Skip to main content
NIH Record - National Institutes of Health

Ketamine Lifts Depression via a Byproduct of Its Metabolism

A white mouse stands on his hind legs.

The metabolite singularly reversed depression-like behaviors in mice without triggering any of the anesthetic, dissociative or addictive side effects associated with ketamine.

A chemical byproduct, or metabolite, created as the body breaks down ketamine likely holds the secret to its rapid antidepressant action, NIH scientists and grantees have discovered. This metabolite singularly reversed depression-like behaviors in mice without triggering any of the anesthetic, dissociative or addictive side effects associated with ketamine.

“This discovery fundamentally changes our understanding of how this rapid antidepressant mechanism works and holds promise for development of more robust and safer treatments,” said NIMH’s Dr. Carlos Zarate, a study co-author and a pioneer of research using ketamine to treat depression. “By using a team approach, researchers were able to reverse-engineer ketamine’s workings from the clinic to the lab to pinpoint what makes it so unique.”

NIMH grantee Dr. Todd Gould of the University of Maryland School of Medicine, in collaboration with Zarate and other colleagues, reported on the findings May 4 in Nature. The team also included researchers at NCATS, NIA and the University of North Carolina.

“Now that we know that ketamine’s antidepressant actions in mice are due to a metabolite, not ketamine itself, the next steps are to confirm that it works similarly in humans and determine if it can lead to improved therapeutics for patients,” explained Gould.

Clinical trials by Zarate and others have shown that ketamine can lift depression in hours, or even minutes—much faster than the most commonly used antidepressant medications now available, which often require weeks to take effect. Further, the antidepressant effects of a single dose can last for a week or longer. However, despite legitimate medical uses, ketamine also has dissociative, euphoric and addictive properties, making it a potential drug of abuse and limiting its usefulness as a depression medication.

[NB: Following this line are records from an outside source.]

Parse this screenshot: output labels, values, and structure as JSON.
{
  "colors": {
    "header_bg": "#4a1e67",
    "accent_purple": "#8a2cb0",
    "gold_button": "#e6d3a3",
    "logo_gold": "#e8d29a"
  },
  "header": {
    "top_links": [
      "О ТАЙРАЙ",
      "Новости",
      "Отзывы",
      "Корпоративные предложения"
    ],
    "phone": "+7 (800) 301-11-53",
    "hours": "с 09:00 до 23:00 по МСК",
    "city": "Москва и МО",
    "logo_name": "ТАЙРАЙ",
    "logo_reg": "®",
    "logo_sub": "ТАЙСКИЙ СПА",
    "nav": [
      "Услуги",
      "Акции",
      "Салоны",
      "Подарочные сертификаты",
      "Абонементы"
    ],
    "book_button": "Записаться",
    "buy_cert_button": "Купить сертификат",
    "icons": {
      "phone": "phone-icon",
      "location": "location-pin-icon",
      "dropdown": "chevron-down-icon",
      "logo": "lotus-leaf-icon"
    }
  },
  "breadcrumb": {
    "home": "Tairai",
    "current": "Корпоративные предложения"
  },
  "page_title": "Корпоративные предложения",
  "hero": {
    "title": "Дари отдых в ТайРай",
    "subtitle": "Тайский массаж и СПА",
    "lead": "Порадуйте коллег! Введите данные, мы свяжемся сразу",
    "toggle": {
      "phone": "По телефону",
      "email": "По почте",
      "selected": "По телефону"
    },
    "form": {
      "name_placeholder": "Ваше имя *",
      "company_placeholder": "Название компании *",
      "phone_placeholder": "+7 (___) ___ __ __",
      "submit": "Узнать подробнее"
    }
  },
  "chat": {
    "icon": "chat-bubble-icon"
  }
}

The NIH Record

The NIH Record, founded in 1949, is the biweekly newsletter for employees of the National Institutes of Health.

Published 25 times each year, it comes out on payday Fridays.

Associate Editor: Carla Garnett
Carla.Garnett@nih.gov

Staff Writers:

Eric Bock
Eric.Bock@nih.gov

Dana Talesnik
Dana.Talesnik@nih.gov

Back to Top